Dear Mr. Kristof,

First, let me say that you are my favorite New York Times columnist and I read your column religiously. In the past, I have quoted some of the facts you have included in your columns about gun control, such as statistics from your excellent column “The Killer Who Supports Gun Control.”

So I was very disappointed to read in your recent column that you support Rep. Tim Murphy’s misguided bill, H.R. 2646, the Helping Families in Mental Health Crisis Act.

Rep. Murphy is promoting his bill – which, if passed, would be harmful to individuals with mental health conditions, such as myself, by hamstringing the federal protection and advocacy system, violating people’s privacy rights, and promoting force rather than choice in treatment – by linking mental health conditions and violence.

Rep. Murphy is wrong. Many studies, such as one by researchers at Vanderbilt University, have found that “mental illness is the wrong scapegoat after mass shootings.” I also urge you to read Rep. Paul Tonko’s excellent piece on this subject, “Why Equating Mental Illness with Violence Harms Us All.”

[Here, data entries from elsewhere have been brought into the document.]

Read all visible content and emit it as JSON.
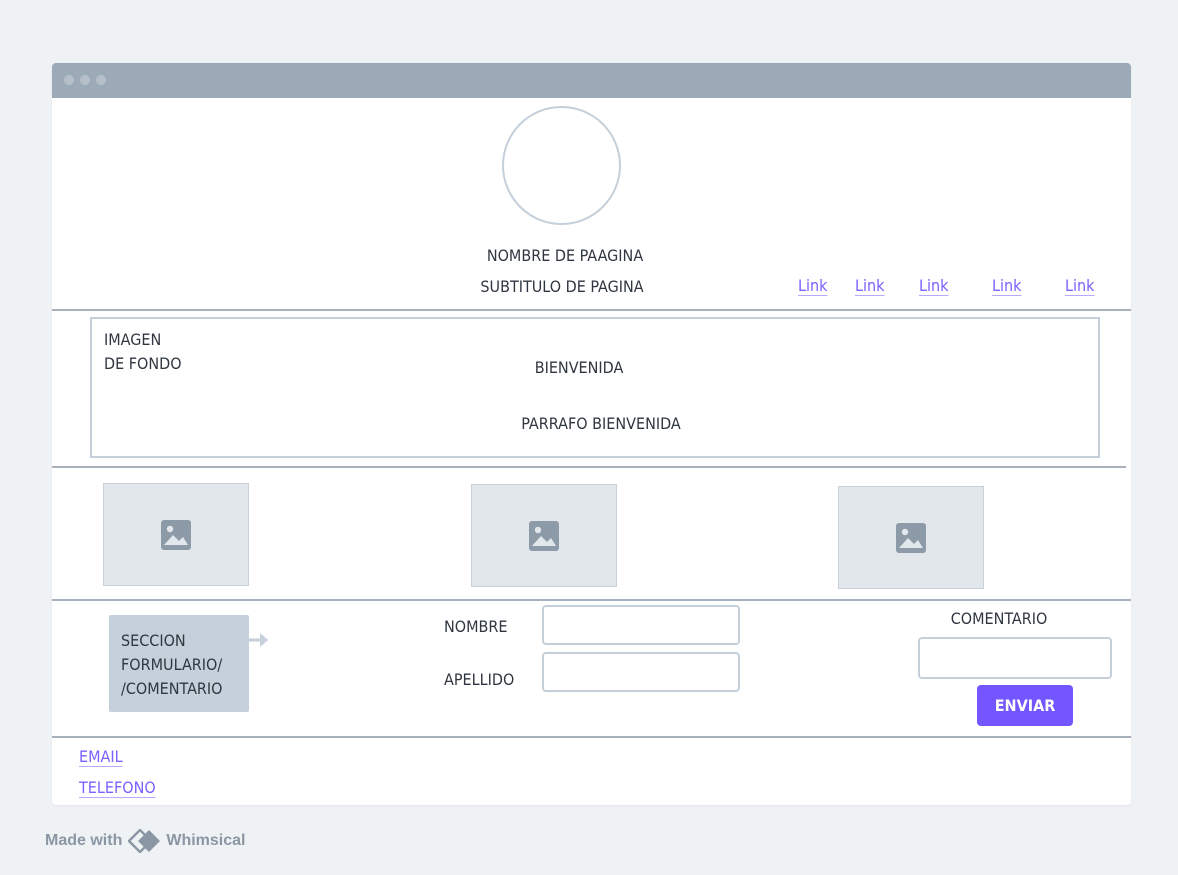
{
  "header": {
    "page_name": "NOMBRE DE PAAGINA",
    "page_subtitle": "SUBTITULO DE PAGINA",
    "nav_links": [
      "Link",
      "Link",
      "Link",
      "Link",
      "Link"
    ]
  },
  "hero": {
    "background_label_line1": "IMAGEN",
    "background_label_line2": "DE FONDO",
    "title": "BIENVENIDA",
    "paragraph": "PARRAFO BIENVENIDA"
  },
  "gallery": {
    "images": [
      "image-icon",
      "image-icon",
      "image-icon"
    ]
  },
  "form": {
    "section_note": [
      "SECCION",
      "FORMULARIO/",
      "/COMENTARIO"
    ],
    "nombre_label": "NOMBRE",
    "nombre_value": "",
    "apellido_label": "APELLIDO",
    "apellido_value": "",
    "comentario_label": "COMENTARIO",
    "comentario_value": "",
    "submit_label": "ENVIAR"
  },
  "footer": {
    "email_label": "EMAIL",
    "phone_label": "TELEFONO"
  },
  "branding": {
    "made_with": "Made with",
    "brand": "Whimsical"
  },
  "colors": {
    "accent": "#7356ff",
    "link": "#7b61ff",
    "titlebar": "#9caab7",
    "border": "#c5d0da"
  }
}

Here is a quote from a Vox.com report: “When economist Richard Florida took a look at gun deaths and other social indicators, he found that higher populations, more stress, more immigrants, and more mental illness didn’t correlate with more gun deaths. But he did find one telling correlation: States with tighter gun control laws have fewer gun-related deaths.”

Mr. Kristof, again, I admire your work enormously, and I appreciate your educating me about important charitable organizations such as the Fistula Foundation, which I have been donating to ever since reading about their work in more than one of your columns.

I also appreciate your focus on gun control. I hope that, in another column, you will write to indicate that you were wrong to promote Rep. Tim Murphy’s bill, H.R. 2646, the Helping Families in Mental Health Crisis Act.

Thank you again for all you do,

Susan Rogers
Director
National Mental Health Consumers’ Self-Help Clearinghouse
https://twitter.com/SusanRogersMH